### To do
Read the lines below, and copy any that contain the string "title".

[Source data]
+ + + +

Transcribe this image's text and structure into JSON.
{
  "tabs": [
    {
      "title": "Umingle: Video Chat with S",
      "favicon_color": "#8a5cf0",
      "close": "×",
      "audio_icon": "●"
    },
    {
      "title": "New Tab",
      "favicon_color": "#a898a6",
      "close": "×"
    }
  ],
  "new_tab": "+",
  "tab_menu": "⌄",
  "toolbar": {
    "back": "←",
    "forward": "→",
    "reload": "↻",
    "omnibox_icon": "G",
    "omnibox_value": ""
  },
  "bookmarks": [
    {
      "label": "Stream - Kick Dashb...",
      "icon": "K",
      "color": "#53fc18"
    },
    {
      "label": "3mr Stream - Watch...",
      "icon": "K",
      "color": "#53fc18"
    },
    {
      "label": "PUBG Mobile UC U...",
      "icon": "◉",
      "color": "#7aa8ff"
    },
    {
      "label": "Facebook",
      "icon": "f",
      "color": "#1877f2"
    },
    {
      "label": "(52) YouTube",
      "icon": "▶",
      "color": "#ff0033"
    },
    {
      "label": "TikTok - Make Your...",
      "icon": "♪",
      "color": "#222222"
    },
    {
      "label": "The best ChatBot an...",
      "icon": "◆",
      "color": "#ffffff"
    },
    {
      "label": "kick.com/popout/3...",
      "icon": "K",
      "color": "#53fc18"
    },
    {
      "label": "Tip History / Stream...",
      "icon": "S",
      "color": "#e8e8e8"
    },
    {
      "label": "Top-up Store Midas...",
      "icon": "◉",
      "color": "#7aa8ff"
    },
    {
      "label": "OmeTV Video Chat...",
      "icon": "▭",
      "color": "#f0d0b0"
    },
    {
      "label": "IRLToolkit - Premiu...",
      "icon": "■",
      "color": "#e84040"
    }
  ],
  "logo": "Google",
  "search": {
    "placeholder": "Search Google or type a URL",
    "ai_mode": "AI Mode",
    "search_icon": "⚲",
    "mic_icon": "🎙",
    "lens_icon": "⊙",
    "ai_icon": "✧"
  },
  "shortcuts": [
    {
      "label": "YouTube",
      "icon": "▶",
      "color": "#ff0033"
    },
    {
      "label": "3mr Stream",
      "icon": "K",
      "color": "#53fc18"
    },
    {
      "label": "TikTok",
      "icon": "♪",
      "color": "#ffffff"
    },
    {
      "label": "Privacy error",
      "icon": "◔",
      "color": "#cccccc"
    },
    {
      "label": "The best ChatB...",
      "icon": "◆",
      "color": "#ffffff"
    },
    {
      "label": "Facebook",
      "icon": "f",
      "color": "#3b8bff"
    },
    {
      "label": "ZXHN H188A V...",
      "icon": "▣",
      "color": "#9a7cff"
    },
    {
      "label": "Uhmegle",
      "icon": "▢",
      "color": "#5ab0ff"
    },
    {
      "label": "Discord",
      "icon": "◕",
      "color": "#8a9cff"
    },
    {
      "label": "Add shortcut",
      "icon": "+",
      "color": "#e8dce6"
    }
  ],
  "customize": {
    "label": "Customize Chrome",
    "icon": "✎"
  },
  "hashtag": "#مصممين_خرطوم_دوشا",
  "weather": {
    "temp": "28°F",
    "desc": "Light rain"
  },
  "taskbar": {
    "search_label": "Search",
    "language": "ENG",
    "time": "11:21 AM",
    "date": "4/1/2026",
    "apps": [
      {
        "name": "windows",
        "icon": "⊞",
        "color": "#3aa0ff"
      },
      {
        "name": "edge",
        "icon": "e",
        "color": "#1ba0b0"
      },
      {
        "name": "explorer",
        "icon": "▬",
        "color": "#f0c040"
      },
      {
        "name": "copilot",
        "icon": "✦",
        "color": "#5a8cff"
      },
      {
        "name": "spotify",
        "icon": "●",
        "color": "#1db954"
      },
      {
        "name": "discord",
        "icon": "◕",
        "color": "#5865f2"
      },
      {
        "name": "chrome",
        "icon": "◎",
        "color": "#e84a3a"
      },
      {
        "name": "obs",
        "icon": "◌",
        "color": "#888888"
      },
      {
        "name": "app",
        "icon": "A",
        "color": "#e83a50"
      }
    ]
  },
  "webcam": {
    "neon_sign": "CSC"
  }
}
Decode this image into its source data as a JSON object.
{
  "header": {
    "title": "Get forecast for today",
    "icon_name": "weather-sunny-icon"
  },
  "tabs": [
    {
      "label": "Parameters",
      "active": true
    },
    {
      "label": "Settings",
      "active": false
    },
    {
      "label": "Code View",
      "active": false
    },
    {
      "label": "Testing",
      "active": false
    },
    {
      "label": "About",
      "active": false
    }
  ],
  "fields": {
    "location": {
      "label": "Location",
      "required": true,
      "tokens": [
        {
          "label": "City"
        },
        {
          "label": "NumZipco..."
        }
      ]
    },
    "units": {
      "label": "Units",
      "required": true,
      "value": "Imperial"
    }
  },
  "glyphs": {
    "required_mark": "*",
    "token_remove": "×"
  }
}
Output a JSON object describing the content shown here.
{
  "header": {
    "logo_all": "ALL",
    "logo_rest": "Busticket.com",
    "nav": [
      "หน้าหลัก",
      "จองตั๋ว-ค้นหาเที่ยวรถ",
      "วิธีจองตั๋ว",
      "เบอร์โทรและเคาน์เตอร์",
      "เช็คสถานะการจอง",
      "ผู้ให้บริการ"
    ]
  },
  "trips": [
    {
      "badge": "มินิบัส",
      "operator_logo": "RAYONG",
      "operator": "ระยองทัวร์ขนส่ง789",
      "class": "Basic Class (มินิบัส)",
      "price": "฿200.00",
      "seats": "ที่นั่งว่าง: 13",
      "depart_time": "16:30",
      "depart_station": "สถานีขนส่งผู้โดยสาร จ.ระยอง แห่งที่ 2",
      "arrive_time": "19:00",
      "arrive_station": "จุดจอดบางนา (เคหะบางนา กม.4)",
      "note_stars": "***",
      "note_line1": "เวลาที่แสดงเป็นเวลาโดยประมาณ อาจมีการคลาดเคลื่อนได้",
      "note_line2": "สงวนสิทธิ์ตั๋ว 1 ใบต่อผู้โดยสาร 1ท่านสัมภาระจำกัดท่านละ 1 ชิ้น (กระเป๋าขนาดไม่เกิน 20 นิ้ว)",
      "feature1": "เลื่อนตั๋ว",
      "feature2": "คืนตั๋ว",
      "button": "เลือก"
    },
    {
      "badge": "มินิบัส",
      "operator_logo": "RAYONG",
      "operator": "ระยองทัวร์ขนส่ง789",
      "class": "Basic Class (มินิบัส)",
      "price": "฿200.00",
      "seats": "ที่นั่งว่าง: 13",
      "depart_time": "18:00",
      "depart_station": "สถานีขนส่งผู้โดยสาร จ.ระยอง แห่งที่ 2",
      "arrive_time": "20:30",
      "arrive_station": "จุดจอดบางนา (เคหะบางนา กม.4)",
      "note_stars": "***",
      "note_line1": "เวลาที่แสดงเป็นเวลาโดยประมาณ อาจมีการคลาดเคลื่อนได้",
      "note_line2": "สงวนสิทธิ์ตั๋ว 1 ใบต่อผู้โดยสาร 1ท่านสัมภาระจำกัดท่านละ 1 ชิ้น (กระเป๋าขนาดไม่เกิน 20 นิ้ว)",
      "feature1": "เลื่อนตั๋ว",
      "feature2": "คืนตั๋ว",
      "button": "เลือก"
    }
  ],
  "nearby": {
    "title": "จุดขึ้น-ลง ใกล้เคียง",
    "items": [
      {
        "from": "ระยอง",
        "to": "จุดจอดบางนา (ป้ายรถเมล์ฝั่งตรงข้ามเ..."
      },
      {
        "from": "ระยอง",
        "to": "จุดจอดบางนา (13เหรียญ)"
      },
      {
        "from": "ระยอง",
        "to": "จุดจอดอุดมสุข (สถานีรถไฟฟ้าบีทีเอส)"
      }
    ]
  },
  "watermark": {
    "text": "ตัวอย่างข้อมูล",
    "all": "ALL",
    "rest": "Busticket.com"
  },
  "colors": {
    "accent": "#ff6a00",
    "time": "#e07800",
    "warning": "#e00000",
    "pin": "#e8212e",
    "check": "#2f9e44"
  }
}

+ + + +

### Answer to this problem
      "title": "Umingle: Video Chat with S",
      "title": "New Tab",
    "title": "Get forecast for today",
    "title": "จุดขึ้น-ลง ใกล้เคียง",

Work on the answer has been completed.